Search the material below for the word "scent". Copy every line that has it.

=== Begin Enclosure ===

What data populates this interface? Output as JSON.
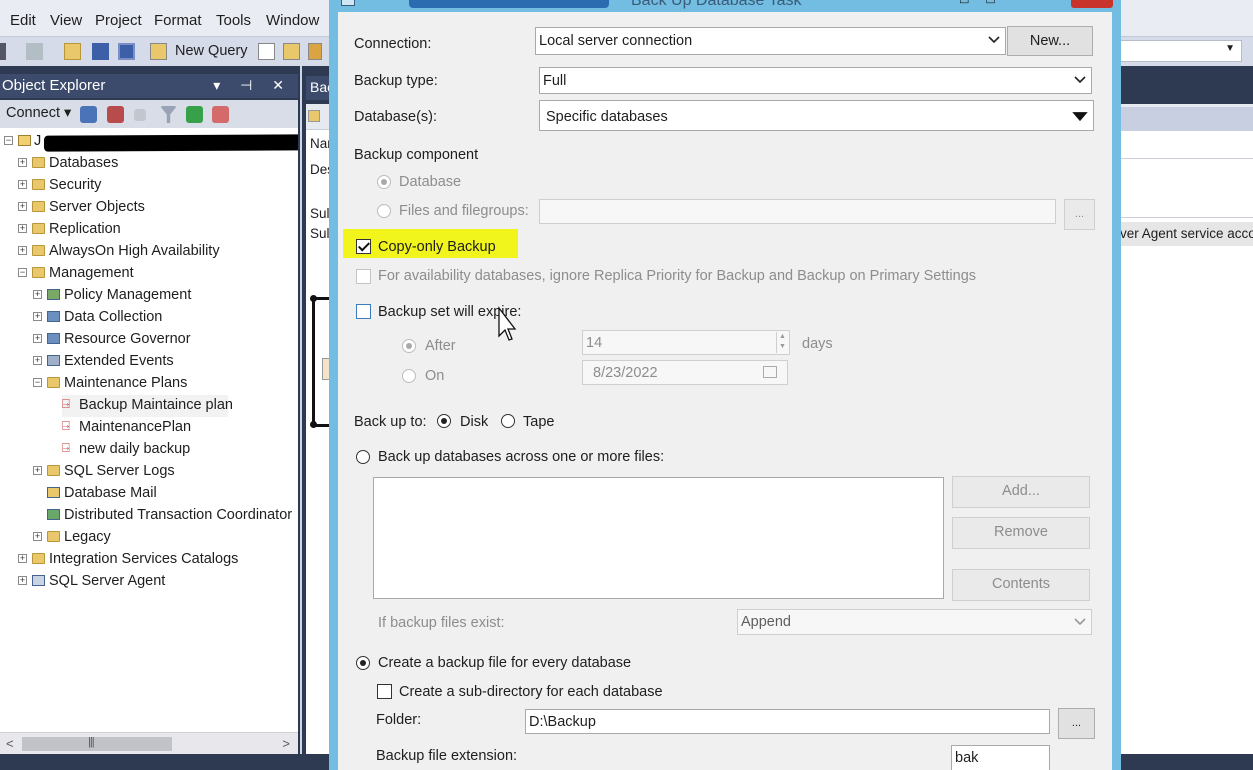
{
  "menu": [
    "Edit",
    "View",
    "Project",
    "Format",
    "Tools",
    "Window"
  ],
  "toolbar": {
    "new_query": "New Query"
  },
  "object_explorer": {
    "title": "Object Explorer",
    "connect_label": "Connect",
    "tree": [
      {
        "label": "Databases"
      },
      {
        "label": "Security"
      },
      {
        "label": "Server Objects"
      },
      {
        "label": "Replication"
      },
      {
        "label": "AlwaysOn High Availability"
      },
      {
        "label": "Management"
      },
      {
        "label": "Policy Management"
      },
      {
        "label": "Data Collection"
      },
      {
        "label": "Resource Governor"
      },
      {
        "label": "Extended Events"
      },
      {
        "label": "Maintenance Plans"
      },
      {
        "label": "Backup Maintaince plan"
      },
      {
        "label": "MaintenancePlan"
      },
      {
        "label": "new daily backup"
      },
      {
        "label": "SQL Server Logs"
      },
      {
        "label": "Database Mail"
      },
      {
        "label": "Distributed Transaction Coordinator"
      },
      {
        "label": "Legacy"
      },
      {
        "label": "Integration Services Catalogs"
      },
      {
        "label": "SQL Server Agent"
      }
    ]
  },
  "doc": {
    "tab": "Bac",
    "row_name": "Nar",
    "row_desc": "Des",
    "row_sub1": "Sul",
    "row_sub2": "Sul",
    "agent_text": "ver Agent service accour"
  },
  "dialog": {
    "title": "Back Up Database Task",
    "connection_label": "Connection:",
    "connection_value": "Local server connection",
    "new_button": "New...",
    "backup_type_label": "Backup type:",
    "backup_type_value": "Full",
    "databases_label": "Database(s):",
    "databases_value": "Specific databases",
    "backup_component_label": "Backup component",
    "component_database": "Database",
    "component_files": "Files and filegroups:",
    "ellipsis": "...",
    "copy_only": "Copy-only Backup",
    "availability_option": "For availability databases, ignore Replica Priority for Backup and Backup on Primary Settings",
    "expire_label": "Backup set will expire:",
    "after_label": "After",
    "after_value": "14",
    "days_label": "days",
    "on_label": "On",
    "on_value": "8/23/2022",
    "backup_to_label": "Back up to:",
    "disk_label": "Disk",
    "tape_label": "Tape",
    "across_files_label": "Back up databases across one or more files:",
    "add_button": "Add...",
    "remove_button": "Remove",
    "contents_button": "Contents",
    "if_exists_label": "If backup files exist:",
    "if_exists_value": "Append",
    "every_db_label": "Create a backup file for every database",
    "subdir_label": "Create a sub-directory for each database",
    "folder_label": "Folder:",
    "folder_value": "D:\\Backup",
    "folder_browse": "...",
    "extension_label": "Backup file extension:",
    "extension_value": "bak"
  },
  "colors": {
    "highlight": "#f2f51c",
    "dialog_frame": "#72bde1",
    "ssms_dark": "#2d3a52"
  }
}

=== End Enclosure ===
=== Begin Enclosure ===

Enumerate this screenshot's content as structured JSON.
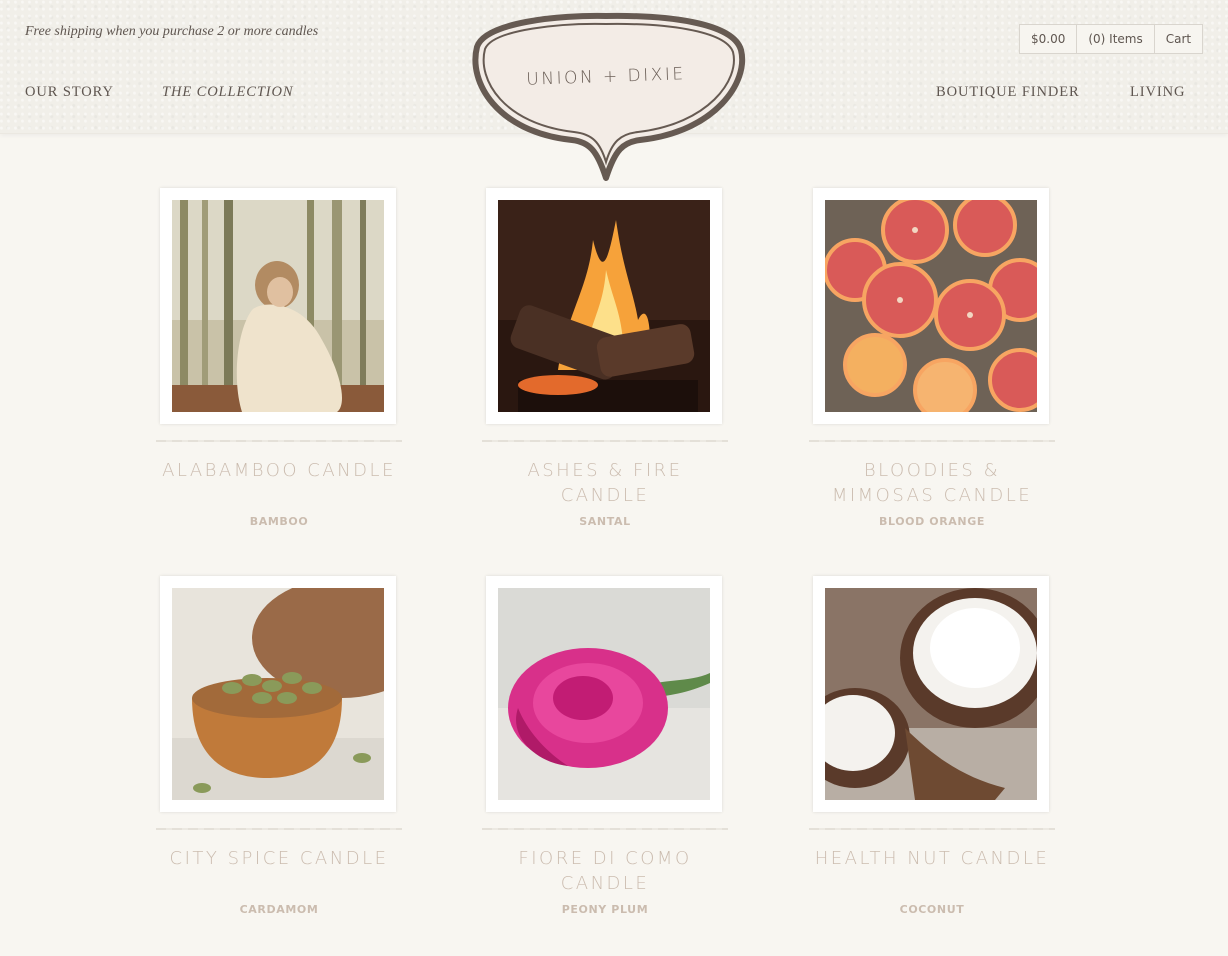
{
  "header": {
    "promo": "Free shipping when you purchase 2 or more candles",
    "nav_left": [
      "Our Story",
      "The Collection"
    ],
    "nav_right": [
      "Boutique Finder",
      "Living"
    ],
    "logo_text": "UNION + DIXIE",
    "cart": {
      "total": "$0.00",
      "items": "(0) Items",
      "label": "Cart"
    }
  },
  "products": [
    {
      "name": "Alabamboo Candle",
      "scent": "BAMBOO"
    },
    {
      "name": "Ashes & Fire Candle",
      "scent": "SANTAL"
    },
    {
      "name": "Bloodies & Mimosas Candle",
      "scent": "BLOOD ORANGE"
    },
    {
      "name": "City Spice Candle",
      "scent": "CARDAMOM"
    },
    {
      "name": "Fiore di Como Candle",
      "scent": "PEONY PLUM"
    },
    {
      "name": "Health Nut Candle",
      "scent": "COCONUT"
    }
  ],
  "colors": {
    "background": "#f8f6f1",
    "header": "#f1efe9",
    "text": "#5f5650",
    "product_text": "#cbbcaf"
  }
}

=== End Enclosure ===

▸ Expected output:
      "scent": "BAMBOO"
      "scent": "SANTAL"
      "scent": "BLOOD ORANGE"
      "scent": "CARDAMOM"
      "scent": "PEONY PLUM"
      "scent": "COCONUT"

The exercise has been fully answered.